ACTIVITY
Please report how many lines in the data below contain "globe". Nothing besides the number should be written.

RECORDS
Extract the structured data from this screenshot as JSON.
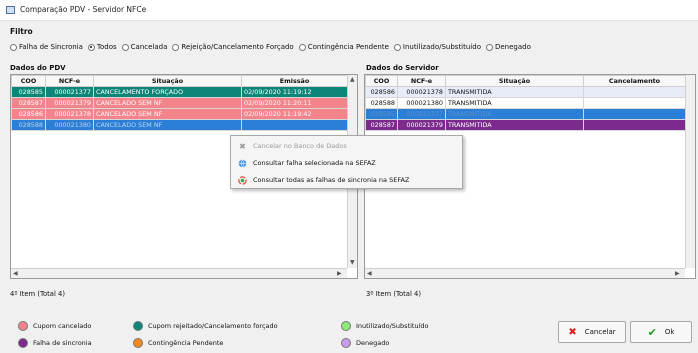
{
  "window": {
    "title": "Comparação PDV - Servidor NFCe"
  },
  "filter": {
    "label": "Filtro",
    "options": [
      {
        "label": "Falha de Sincronia",
        "selected": false
      },
      {
        "label": "Todos",
        "selected": true
      },
      {
        "label": "Cancelada",
        "selected": false
      },
      {
        "label": "Rejeição/Cancelamento Forçado",
        "selected": false
      },
      {
        "label": "Contingência Pendente",
        "selected": false
      },
      {
        "label": "Inutilizado/Substituído",
        "selected": false
      },
      {
        "label": "Denegado",
        "selected": false
      }
    ]
  },
  "pdv": {
    "title": "Dados do PDV",
    "columns": [
      "COO",
      "NCF-e",
      "Situação",
      "Emissão"
    ],
    "rows": [
      {
        "coo": "028585",
        "ncfe": "000021377",
        "situacao": "CANCELAMENTO FORÇADO",
        "emissao": "02/09/2020 11:19:12",
        "bg": "#0d8578",
        "fg": "#ffffff"
      },
      {
        "coo": "028587",
        "ncfe": "000021379",
        "situacao": "CANCELADO SEM NF",
        "emissao": "02/09/2020 11:20:11",
        "bg": "#f4848c",
        "fg": "#ffffff"
      },
      {
        "coo": "028586",
        "ncfe": "000021378",
        "situacao": "CANCELADO SEM NF",
        "emissao": "02/09/2020 11:19:42",
        "bg": "#f4848c",
        "fg": "#ffffff"
      },
      {
        "coo": "028588",
        "ncfe": "000021380",
        "situacao": "CANCELADO SEM NF",
        "emissao": "",
        "bg": "#2c7fd6",
        "fg": "#b9d3f0"
      }
    ],
    "status": "4º Item (Total 4)"
  },
  "servidor": {
    "title": "Dados do Servidor",
    "columns": [
      "COO",
      "NCF-e",
      "Situação",
      "Cancelamento"
    ],
    "rows": [
      {
        "coo": "028586",
        "ncfe": "000021378",
        "situacao": "TRANSMITIDA",
        "cancelamento": "",
        "bg": "#e8ecf9",
        "fg": "#111111"
      },
      {
        "coo": "028588",
        "ncfe": "000021380",
        "situacao": "TRANSMITIDA",
        "cancelamento": "",
        "bg": "#ffffff",
        "fg": "#111111"
      },
      {
        "coo": "028585",
        "ncfe": "000021377",
        "situacao": "TRANSMITIDA",
        "cancelamento": "",
        "bg": "#2c7fd6",
        "fg": "#5b8fcb"
      },
      {
        "coo": "028587",
        "ncfe": "000021379",
        "situacao": "TRANSMITIDA",
        "cancelamento": "",
        "bg": "#7d2a8f",
        "fg": "#ffffff"
      }
    ],
    "status": "3º Item (Total 4)"
  },
  "context_menu": {
    "items": [
      {
        "label": "Cancelar no Banco de Dados",
        "icon": "cancel-x-icon",
        "enabled": false
      },
      {
        "label": "Consultar falha selecionada na SEFAZ",
        "icon": "globe-icon",
        "enabled": true
      },
      {
        "label": "Consultar todas as falhas de sincronia na SEFAZ",
        "icon": "refresh-globe-icon",
        "enabled": true
      }
    ]
  },
  "legend": [
    {
      "label": "Cupom cancelado",
      "color": "#f4848c"
    },
    {
      "label": "Cupom rejeitado/Cancelamento forçado",
      "color": "#0d8578"
    },
    {
      "label": "Inutilizado/Substituído",
      "color": "#8ee87a"
    },
    {
      "label": "Falha de sincronia",
      "color": "#7d2a8f"
    },
    {
      "label": "Contingência Pendente",
      "color": "#f08a1e"
    },
    {
      "label": "Denegado",
      "color": "#c79be8"
    }
  ],
  "buttons": {
    "cancel": "Cancelar",
    "ok": "Ok"
  }
}
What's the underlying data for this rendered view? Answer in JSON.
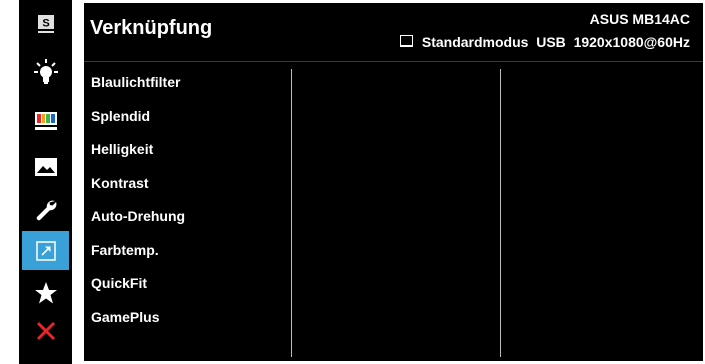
{
  "window": {
    "title": "Verknüpfung",
    "model": "ASUS MB14AC",
    "status_mode": "Standardmodus",
    "status_input": "USB",
    "status_resolution": "1920x1080@60Hz"
  },
  "sidebar": {
    "items": [
      {
        "icon": "s-icon",
        "active": false
      },
      {
        "icon": "bulb-icon",
        "active": false
      },
      {
        "icon": "color-bars-icon",
        "active": false
      },
      {
        "icon": "image-icon",
        "active": false
      },
      {
        "icon": "wrench-icon",
        "active": false
      },
      {
        "icon": "shortcut-arrow-icon",
        "active": true
      },
      {
        "icon": "star-icon",
        "active": false
      },
      {
        "icon": "close-x-icon",
        "active": false
      }
    ],
    "colors": {
      "active_bg": "#3aa0d8",
      "close_red": "#e8252b"
    }
  },
  "menu": {
    "items": [
      "Blaulichtfilter",
      "Splendid",
      "Helligkeit",
      "Kontrast",
      "Auto-Drehung",
      "Farbtemp.",
      "QuickFit",
      "GamePlus"
    ]
  }
}
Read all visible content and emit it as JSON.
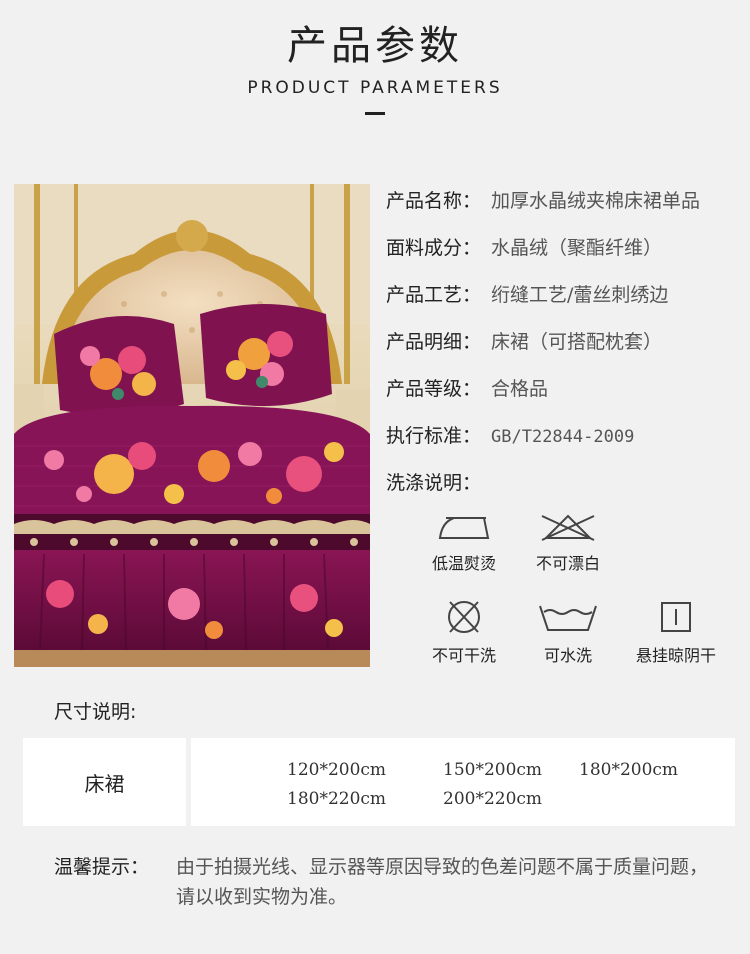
{
  "header": {
    "title_cn": "产品参数",
    "title_en": "PRODUCT PARAMETERS"
  },
  "params": [
    {
      "label": "产品名称：",
      "value": "加厚水晶绒夹棉床裙单品"
    },
    {
      "label": "面料成分：",
      "value": "水晶绒（聚酯纤维）"
    },
    {
      "label": "产品工艺：",
      "value": "绗缝工艺/蕾丝刺绣边"
    },
    {
      "label": "产品明细：",
      "value": "床裙（可搭配枕套）"
    },
    {
      "label": "产品等级：",
      "value": "合格品"
    },
    {
      "label": "执行标准：",
      "value": "GB/T22844-2009"
    },
    {
      "label": "洗涤说明：",
      "value": ""
    }
  ],
  "care": [
    {
      "icon": "iron-low-temp-icon",
      "label": "低温熨烫"
    },
    {
      "icon": "no-bleach-icon",
      "label": "不可漂白"
    },
    {
      "icon": "no-dry-clean-icon",
      "label": "不可干洗"
    },
    {
      "icon": "hand-wash-icon",
      "label": "可水洗"
    },
    {
      "icon": "line-dry-shade-icon",
      "label": "悬挂晾阴干"
    }
  ],
  "size": {
    "title": "尺寸说明:",
    "item": "床裙",
    "values": [
      "120*200cm",
      "150*200cm",
      "180*200cm",
      "180*220cm",
      "200*220cm"
    ]
  },
  "tip": {
    "label": "温馨提示：",
    "text": "由于拍摄光线、显示器等原因导致的色差问题不属于质量问题，请以收到实物为准。"
  },
  "colors": {
    "background": "#f2f1f1",
    "bed_purple": "#7a0f4a",
    "headboard_gold": "#c99a3a"
  }
}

RESPONSE TO THIS EXERCISE
2